PS Tried this with the grandchildren, – where the answer is 11 not 111. This includes the newest one who is a few months old i.e. 0 + 11 = 11.

Sunday 20 November 2011

Lord Mayor’s Address to the Livery

Alderman David Wootton, our new Lord Mayor addressed a gathering of most of the Masters and Clerks of the Livery Companies at Mansion House on November 16. This is a challenging time to be coming into the Mayoralty with the volatile and challenging economic situation, the difficult situation at St Paul’s, but offset by the positive excitement of the Queen’s Jubilee and the 2012 Olympics.

He said “I look forward to participating in the wider public debate, of which the City is part: about the structure of our economy, and about the role of the City within it. I look forward to shining a light on these issues.”

The civic City does good work quietly – perhaps too quietly. He urged all of us present to shout a bit louder about the good work we do, particularly where work is done outside the City and mentioned the Mercers’ support for the new Academy in Hammersmith and the Carpenters’ support for a building crafts centre in Newham.

The Needlemakers awards a number of prizes to a diverse range of organisations connected with the City or the users of needles. These range from both the City of London schools, the Guildhall School of Music, the Royal College of Surgeons, Fine Cell Work, Royal School of Needlework, to mention but a few.

The Lord Mayor's Appeal for his year fits well with an Olympic year - “Fit for the Future”. The Lord Mayor’s Appeal 2012 will help five charities – the primary being Barts and The London Charity on behalf of the Trauma Unit at The Royal London Hospital. The Rowing Foundation, London Youth Rowing, Fields in Trust and Futures for Kids will also benefit, creating a healthier future for all.

Ladies Banquet

John and I were delighted to be guests at the Ladies Banquet of the Needlemakers Lodge on Saturday November 12. About twenty of the Livery Companies have their own Lodges and the current President, Stuart Selwyn, has visited them all during his year.

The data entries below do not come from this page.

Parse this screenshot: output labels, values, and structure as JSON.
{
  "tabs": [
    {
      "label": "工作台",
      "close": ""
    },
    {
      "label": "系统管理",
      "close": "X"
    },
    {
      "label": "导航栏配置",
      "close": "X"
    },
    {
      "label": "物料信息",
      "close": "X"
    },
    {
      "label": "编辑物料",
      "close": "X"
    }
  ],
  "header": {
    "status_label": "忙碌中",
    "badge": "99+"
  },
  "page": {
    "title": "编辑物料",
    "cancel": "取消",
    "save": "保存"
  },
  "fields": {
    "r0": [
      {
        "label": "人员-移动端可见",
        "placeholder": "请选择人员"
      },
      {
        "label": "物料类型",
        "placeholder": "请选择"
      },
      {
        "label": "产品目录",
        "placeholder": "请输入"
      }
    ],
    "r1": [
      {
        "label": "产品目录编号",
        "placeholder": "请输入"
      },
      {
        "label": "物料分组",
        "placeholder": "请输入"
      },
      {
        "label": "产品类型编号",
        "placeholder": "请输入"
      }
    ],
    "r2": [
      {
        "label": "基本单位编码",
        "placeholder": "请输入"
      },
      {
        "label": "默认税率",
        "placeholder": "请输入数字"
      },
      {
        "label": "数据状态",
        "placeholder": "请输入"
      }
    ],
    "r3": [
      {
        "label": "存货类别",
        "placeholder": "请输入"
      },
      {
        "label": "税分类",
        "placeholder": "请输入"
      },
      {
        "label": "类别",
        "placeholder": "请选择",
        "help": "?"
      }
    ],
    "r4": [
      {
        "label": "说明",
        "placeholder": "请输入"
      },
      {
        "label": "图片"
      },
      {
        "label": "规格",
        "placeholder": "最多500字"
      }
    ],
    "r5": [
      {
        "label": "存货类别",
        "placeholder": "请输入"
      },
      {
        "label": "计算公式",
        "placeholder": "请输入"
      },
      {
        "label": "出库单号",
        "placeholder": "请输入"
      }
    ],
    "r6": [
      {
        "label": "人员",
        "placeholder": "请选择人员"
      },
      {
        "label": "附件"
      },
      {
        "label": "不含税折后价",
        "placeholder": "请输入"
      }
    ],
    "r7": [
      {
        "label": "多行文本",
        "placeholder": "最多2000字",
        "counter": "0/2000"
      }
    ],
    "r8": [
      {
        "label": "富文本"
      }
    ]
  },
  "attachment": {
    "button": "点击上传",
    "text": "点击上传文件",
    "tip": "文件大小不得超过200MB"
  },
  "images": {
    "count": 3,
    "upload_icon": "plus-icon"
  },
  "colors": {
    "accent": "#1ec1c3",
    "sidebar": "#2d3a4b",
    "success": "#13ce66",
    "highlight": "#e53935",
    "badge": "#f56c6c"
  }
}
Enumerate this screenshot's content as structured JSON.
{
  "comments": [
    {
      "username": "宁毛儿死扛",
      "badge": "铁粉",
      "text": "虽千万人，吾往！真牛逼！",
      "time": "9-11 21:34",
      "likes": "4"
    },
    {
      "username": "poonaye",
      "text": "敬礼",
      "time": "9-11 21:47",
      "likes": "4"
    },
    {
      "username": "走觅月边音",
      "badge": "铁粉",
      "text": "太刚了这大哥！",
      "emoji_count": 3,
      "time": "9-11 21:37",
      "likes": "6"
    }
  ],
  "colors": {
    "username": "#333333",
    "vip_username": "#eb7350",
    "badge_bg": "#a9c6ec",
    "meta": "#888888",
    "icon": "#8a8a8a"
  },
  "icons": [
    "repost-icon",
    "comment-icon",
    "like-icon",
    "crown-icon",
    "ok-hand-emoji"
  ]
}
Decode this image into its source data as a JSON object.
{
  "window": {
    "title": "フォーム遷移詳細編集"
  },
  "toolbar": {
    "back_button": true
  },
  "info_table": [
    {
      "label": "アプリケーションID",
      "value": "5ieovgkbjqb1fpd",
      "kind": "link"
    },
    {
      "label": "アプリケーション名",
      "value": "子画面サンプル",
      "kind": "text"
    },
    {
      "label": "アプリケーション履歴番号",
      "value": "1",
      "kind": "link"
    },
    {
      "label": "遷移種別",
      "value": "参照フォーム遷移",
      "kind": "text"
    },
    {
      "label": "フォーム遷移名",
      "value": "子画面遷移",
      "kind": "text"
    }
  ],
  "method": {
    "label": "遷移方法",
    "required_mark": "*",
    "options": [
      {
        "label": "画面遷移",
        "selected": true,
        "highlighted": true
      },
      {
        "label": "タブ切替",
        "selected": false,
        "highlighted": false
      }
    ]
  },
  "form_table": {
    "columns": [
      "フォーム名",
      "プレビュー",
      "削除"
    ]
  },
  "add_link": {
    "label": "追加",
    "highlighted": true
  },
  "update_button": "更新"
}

It was a very enjoyable and friendly evening – after all we knew most of the people there, as they were Liverymen and their guests. We were not only treated to dinner but also excellent musical entertainment.

Both John’s and my families have Masonic connections – my maternal grandfather and his father were both Masons, and indeed Masters of their respective Lodges although this is something that we never discussed – the work of the Freemasons is much more open these days which is a good thing.

Stuart spoke about the similarities between the aims of the Livery Company and of the Lodge – in our ethos and our actions, particularly in charitable support.

On a less serious note, I commented that it has always surprised me that Freemasonry is restricted to men. Women and freemasons have so much in common. We are a mystery to anyone that isn’t one of us; we are frequently misunderstood and much of our good work is done behind the scenes.

As it was a Ladies Night I ended with one of my favourite quotes – from Eleanor Roosevelt

“A woman is like a tea bag – you can’t tell how strong she is until you put her in hot water.”

The Silent Ceremony

The Silent Ceremony takes place the day before the Lord Mayor’s Show when the Lord Mayor is formally admitted to office and this was Friday November 11. The ceremony is known as the Silent Ceremony because, apart from a short declaration of office by the incoming Lord Mayor, no words are spoken. The outgoing Lord Mayor ceremonially hands the City insignia to his successor.

What I had not realized is that this takes place “on the flat” not on the stage in Guildhall so unless you are seated close to the action or are tall, once the procession has passed you have no idea what is going on (it's silent!). Note for next time – bring large cushion!

I did not go to the Lord Mayor’s Show this year as we had grandchildren responsibilities in the morning and an engagement in the evening (yes it does take me that long to get ready). I regretted it as it was a beautiful day and the parade, watched on television, looked amazing. I wish Alderman David Wootton a very successful year.